■ **Exercise objective**
Report each line of the entries that contains the word "haired", copied in full.
___
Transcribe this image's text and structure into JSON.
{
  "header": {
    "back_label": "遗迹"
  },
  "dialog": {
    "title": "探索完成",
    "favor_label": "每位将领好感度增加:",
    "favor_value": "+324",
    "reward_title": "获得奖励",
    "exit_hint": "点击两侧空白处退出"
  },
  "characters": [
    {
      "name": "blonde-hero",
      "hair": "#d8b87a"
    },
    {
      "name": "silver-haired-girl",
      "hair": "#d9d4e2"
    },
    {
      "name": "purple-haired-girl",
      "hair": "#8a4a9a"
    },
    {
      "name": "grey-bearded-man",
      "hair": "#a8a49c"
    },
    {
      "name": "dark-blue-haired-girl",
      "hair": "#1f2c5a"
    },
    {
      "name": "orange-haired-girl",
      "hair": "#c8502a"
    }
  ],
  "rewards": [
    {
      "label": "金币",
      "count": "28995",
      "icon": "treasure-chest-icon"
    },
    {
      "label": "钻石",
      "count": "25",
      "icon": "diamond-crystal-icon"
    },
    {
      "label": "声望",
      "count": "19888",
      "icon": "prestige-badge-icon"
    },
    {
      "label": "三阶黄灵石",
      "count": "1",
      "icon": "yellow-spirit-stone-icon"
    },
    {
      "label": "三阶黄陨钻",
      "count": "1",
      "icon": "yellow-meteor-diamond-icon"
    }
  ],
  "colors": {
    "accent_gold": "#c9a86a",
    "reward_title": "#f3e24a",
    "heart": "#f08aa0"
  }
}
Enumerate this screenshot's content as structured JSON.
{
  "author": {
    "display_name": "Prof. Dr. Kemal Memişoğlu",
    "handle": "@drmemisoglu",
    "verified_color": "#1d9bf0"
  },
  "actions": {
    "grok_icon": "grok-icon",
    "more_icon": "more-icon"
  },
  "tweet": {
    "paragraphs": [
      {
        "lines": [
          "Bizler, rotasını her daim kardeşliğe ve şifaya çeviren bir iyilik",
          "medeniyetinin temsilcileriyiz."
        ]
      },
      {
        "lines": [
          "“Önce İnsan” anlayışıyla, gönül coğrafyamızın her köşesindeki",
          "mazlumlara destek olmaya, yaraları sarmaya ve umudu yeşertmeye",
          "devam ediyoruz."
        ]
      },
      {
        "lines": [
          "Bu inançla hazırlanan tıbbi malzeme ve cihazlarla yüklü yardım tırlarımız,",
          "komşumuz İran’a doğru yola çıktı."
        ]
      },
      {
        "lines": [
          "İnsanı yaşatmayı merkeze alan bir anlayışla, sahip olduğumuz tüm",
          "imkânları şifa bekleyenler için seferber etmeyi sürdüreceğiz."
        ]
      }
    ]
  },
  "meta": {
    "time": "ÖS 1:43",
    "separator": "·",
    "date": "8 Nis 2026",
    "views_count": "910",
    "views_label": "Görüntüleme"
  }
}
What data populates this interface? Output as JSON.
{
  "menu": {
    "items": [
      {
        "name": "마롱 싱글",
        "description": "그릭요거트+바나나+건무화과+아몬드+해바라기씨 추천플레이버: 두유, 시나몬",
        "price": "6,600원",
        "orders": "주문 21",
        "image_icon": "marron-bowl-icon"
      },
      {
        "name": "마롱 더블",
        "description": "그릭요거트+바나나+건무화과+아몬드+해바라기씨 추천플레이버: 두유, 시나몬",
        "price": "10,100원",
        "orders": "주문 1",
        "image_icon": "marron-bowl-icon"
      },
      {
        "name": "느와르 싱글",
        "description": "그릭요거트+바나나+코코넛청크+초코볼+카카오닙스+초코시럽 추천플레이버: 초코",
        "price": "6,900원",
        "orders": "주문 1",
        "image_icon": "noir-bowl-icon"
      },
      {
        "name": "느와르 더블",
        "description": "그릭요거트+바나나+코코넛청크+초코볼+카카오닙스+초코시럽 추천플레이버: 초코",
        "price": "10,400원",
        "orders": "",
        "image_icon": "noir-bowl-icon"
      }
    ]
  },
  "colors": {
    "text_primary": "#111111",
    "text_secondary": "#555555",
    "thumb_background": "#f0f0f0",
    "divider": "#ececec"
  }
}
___
■ **Task answer**
      "name": "silver-haired-girl",
      "name": "purple-haired-girl",
      "name": "dark-blue-haired-girl",
      "name": "orange-haired-girl",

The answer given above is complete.